PROVIDENCE, R.I. (AP) — In stories June 12 and June 13 about a federal investigation of a Providence vocational school and an employment program, The Associated Press, relying on information from the Providence school system, incorrectly reported the name of the school. It is the Harold A. Birch Vocational School, not the Harold H. Birch Vocational School.
A corrected version of the story is below:
RI, capital settle with feds over disabled rights
RI, Providence reach settlement with feds over segregation of disabled at school, work program
By ERIKA NIEDOWSKI
PROVIDENCE, R.I. (AP) — The federal government has reached a settlement with Rhode Island and the city of Providence for violating the rights of the disabled by segregating them at a vocational school and an employment program where they were "robbed of years of productivity," a Justice Department official said Thursday.
The settlement resolves violations of the federal Americans with Disabilities Act for about 200 individuals with intellectual and developmental disabilities at the Harold A. Birch Vocational School and the state-licensed Training Thru Placement program.
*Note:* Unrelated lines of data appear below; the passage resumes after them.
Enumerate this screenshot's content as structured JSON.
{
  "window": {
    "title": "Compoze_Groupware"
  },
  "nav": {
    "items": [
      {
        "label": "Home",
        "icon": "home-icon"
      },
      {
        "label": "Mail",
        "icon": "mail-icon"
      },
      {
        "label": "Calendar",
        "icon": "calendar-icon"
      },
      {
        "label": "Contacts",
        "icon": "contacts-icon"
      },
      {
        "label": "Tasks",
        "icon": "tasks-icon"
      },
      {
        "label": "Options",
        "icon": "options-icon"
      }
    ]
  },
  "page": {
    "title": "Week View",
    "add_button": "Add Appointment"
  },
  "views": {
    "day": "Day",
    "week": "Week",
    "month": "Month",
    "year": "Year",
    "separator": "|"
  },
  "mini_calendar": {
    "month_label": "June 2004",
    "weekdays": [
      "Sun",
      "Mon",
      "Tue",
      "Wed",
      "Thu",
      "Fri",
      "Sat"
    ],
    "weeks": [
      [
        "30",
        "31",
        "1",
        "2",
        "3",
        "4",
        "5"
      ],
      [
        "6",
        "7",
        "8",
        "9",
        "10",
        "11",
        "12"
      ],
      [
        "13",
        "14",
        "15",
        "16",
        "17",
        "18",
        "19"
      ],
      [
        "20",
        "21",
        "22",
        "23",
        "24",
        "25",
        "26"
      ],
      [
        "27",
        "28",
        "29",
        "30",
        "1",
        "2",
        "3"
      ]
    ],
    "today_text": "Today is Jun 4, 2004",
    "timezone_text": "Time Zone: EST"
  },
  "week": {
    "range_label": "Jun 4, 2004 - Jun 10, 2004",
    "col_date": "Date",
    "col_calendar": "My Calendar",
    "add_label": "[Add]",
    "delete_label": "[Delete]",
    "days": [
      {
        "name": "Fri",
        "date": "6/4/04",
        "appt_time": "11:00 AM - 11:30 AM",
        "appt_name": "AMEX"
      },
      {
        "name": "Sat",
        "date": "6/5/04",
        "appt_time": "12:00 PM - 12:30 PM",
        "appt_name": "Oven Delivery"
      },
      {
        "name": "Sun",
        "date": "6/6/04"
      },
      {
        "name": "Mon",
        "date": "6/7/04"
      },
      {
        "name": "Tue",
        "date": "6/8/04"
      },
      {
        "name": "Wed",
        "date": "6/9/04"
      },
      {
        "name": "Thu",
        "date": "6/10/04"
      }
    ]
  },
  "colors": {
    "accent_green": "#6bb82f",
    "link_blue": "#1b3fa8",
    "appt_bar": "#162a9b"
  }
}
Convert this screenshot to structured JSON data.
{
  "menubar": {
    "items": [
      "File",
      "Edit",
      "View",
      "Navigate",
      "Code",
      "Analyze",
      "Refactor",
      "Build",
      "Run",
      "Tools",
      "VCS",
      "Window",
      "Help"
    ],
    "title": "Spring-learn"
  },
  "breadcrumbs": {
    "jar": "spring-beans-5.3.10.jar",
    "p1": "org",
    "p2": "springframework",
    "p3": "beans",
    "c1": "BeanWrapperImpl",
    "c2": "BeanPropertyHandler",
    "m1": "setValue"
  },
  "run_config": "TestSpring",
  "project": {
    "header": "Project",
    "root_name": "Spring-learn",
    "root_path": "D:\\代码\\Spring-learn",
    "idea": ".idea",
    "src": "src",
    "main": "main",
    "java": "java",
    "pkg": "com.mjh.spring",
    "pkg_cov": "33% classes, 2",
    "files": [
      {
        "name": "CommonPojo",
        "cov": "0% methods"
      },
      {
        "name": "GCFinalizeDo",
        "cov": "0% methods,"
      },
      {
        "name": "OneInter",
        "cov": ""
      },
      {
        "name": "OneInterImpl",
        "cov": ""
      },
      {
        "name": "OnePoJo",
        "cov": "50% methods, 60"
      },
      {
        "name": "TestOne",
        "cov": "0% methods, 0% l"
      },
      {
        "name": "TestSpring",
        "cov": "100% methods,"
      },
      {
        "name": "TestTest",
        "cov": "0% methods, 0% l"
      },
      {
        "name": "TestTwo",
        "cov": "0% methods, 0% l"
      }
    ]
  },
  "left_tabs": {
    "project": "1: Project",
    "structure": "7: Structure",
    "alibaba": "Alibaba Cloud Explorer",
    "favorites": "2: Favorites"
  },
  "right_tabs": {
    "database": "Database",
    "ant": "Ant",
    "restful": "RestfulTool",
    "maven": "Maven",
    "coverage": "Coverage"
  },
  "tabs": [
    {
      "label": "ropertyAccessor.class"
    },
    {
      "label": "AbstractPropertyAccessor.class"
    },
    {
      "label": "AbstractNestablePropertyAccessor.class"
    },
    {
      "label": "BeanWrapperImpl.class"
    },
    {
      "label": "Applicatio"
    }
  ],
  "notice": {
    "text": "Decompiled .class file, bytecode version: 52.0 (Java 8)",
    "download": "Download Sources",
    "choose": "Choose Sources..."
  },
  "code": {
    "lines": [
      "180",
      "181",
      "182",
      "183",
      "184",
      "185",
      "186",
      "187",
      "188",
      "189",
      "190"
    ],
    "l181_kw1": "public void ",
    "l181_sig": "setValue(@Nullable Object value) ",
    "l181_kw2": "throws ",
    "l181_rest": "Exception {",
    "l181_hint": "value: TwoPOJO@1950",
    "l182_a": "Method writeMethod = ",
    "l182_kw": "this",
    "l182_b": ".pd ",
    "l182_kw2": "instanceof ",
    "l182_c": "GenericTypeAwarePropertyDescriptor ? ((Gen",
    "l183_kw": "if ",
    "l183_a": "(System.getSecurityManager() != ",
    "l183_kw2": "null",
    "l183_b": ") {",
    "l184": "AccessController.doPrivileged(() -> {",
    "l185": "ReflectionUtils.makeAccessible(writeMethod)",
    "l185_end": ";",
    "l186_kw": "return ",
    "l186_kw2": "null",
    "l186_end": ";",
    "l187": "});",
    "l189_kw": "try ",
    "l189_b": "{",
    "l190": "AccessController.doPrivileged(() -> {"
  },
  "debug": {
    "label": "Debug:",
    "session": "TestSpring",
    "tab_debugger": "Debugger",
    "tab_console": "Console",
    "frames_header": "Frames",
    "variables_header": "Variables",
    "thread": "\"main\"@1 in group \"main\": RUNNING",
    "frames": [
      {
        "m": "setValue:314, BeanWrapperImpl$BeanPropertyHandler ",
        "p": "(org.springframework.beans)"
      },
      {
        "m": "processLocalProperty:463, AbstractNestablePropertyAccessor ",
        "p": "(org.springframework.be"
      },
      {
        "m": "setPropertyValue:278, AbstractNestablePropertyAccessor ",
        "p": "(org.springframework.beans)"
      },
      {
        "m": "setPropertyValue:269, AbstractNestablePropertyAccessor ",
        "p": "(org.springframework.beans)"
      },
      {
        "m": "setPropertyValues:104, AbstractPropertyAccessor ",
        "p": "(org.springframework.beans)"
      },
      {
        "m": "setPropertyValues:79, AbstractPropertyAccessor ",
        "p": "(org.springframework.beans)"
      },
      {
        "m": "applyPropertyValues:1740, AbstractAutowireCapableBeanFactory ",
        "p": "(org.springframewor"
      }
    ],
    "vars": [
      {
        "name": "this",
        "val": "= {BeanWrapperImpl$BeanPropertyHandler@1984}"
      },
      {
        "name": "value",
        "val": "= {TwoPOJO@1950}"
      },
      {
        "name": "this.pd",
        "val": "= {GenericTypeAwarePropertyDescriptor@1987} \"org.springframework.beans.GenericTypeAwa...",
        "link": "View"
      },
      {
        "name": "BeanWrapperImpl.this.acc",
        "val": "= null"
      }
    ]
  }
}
Under the terms of the settlement, the state and city will help disabled students at Birch prepare for "real jobs" and the state will make sure that Training Thru Placement participants get employment and other services in more integrated community settings.
"For far too long, people with disabilities who can and want to work and engage in all aspects of their communities have been underestimated by the public service systems that serve them and have provided limited or no expectations of them," Eve Hill of the Justice Department's Civil Rights Division said in announcing the settlement.
She said disabled individuals were "robbed of years of productivity, learning and contributing to their communities."
Federal and state officials called the resolution a landmark and "transformative" settlement.
Hill said the Justice Department continues to look into the state's employment and day service system for disabled individuals, though she would not elaborate. U.S. Attorney for Rhode Island Peter Neronha would not comment on whether a criminal investigation was underway.
The Justice Department investigation found the city of Providence failed for years to meaningfully integrate students while they were at Birch, where most participated in a "sheltered workshop" doing manual labor, including assembling jewelry, for little or no pay.
The city made little effort to link students to integrated employment after they left the school, the department said. Instead, the school served as a pipeline to the Training Thru Placement program in North Providence, where officials said disabled individuals were also unnecessarily segregated from the community and worked for extremely low wages. The average was $1.57 an hour, but one employee got 14 cents an hour.
The U.S. Labor Department said Thursday it had revoked Training Thru Placement's authorization to pay disabled individuals less than the minimum wage of $7.25 an hour after an investigation found "willful violations" of federal labor law. Officials said Training Thru Placement failed to determine appropriate subminimum wages and falsified documents.
George Ference of Labor's Wage and Hour Division called the falsifications "very egregious," saying some records were simply made up. He said employees would be able to collect back wages.
In April, the city shut down the workshop at Birch, which operates out of Mount Pleasant High School, and removed the school's principal. Schools Superintendent Susan Lusi called what happened there "a lack of oversight and system failure on multiple levels."
Craig Stenning, director of the state Department of Behavioral Healthcare, Developmental Disabilities and Hospitals, which oversees Training Thru Placement, said no new individuals will be put into sheltered workshops and all such workshops will be eliminated in the coming years. Sheltered workshops are segregated facilities, usually within other institutions, that employ people with disabilities.
Stenning said the department started investigating complaints about Training Thru Placement last fall. It put the provider on notice in January and demanded a corrective action plan. Because of the program's continued noncompliance, Stenning said, the state in March took what he called the unprecedented step of handing day-to-day operations to an outside provider, Fedcap.
Fedcap has launched two new vocational programs in culinary arts and facilities management at Training Thru Placement. Fedcap CEO Christina McMahon said work to make other improvements is going "very well."
Under the settlement agreement, individuals at Training Thru Placement will get support for accessing jobs in typical work settings alongside non-disabled employees and customers. They will work at least 20 hours a week at competitive wages.
Training Thru Placement's former executive director, John Capobianco Sr., was charged in April with conspiracy to embezzle. His son, John Capobianco Jr., who also worked there, was charged with embezzlement and conspiracy.
According to a police report, Capobianco Jr. was to have recycled copper wire removed from remote controls for Cox Communications as part of Training Thru Placement's work, then reinvest the money in the program. The report said bank records show he never deposited any funds for the recycled material.
Lawyer Jack Cicilline, who represents the father and the son, said Capobianco Jr. did keep over $2,600 for the recycled copper but that he was not required to give it to Training Thru Placement.
Cicilline said his clients are next due in court in August.